Following SAP's acquisition of mobile-technology provider Sybase, some have been wondering how the deal is going to affect the company's mobile strategy going forward. While SAP executives are remaining close-lipped about the deal itself, and their intentions with Sybase's assets, at least one was willing to talk to eWEEK about SAP's mobile philosophy with regard to burgeoning platforms such as Google Android and the Apple iPhone.
"In the past 18 months, what we've been noticing is that device-specific experiences are the ones getting huge amounts of adoption," George Mathew, SAP's general vice president and general manager for Business Intelligence & In-Memory Analytics, said during a July 22 interview with eWEEK. "There is a real compelling strategy for us to create a minimum baseline for how BI content is more actively shared between devices; that's the starting point for creating device-specific experiences."
SAP's $5.8 billion acquisition of Sybase, announced May 12, was widely regarded as the start of a major shift in the enterprise-software landscape. In addition to allowing SAP to stay competitive with Oracle via new revenue streams, it also opened the door for the company to consolidate and expand its mobile offerings via Sybase's mobile technology.
"On first glance, this is clearly a strength-to-weakness deal. SAP's annual sales and its market cap are both [more than 10] times the size of Sybase's," Pund-IT Research analyst Charles King wrote in a May 13 research note. "While SAP develops and delivers a wide range of enterprise business software solutions, Sybase's offerings are skewed towards the global mobile market."
The deal also marked the largest acquisition for SAP since its $6.7 billion purchase of business intelligence software producer BusinessObjects in 2008. Sybase had been an SAP strategic partner prior to the deal. When creating previous applications for BlackBerry, SAP had previously layered functionality atop a Sybase platform; if and when the acquisition is completed, Mathew suggested, functionality and platform will be consolidated under one roof.
Mathew has noted a number of businesses incorporating both the iPhone and the iPad into their IT mobile infrastructure; to capitalize on that, SAP created a BusinessObjects Explorer for the iPhone, which Mathew claims had 80,000 downloads since its release. "We're seeing an uptick for the iPad optimized version," he said. "Now that we're seeing adoption of Android devices into the enterprise, we're going to be looking at a similar investment."
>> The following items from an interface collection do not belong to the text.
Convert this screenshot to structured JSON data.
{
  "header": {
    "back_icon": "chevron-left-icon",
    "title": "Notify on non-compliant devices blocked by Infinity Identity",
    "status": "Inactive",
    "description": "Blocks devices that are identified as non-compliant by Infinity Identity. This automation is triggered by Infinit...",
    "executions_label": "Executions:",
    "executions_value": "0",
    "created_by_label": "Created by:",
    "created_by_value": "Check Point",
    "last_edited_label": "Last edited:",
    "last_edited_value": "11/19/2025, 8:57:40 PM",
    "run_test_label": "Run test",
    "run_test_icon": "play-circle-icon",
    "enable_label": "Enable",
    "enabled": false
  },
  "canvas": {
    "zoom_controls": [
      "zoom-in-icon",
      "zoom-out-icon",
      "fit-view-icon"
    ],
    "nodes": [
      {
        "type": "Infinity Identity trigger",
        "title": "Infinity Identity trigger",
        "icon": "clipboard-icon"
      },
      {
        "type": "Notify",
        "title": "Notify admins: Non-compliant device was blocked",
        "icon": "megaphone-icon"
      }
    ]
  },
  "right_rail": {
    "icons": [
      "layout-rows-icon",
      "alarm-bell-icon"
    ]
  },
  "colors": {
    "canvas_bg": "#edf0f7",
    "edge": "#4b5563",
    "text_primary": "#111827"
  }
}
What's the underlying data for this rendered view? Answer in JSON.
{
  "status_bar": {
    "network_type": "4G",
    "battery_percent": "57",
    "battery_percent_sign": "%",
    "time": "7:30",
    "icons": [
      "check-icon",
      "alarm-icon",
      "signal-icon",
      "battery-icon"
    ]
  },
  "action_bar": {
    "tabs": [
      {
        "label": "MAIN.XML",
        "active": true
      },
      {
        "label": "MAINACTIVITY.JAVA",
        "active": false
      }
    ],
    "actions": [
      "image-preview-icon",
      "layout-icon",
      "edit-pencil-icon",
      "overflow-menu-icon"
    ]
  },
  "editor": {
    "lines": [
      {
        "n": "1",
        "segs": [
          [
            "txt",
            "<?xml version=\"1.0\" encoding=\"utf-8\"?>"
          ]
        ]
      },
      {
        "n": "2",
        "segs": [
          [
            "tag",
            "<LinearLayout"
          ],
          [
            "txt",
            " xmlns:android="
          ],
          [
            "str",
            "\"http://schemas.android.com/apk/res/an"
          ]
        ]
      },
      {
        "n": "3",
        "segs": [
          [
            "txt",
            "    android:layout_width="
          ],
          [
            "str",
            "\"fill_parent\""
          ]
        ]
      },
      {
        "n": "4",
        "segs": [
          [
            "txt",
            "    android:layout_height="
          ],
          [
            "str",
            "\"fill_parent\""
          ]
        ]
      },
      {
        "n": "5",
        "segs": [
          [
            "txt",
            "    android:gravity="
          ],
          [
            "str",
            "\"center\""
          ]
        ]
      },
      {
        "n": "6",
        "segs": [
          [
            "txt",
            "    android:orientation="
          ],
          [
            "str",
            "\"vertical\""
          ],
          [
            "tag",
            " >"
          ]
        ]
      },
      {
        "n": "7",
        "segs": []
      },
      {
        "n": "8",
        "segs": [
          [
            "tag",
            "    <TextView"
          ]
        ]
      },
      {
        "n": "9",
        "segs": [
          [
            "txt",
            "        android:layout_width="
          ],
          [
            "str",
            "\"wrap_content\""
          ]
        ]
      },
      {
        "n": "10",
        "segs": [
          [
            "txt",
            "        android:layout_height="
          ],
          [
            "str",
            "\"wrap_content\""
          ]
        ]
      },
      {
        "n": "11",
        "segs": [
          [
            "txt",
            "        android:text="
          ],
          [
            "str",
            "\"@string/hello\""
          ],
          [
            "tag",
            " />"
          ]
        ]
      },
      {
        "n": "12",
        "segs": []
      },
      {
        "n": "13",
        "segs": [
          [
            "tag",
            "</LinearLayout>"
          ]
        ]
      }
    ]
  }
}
When asked about the upcoming Windows Phone 7, though, Mathew seemed to take more of a wait-and-see approach. "It's the same way I felt about Android last year," he said. "I knew there were compelling reasons why it would make sense to invest in Android, but I was holding until there was reasonable momentum. Once there's factual evidence about the market, then you're able to move quickly."
Even for larger companies such as SAP, then, it seems to come down to careful use of developer resources. "It's not a question of how quickly you can build a mobile app," Mathew said, "it's about being judicious about where you make your investments. I'd rather make the ones for well-adapted devices."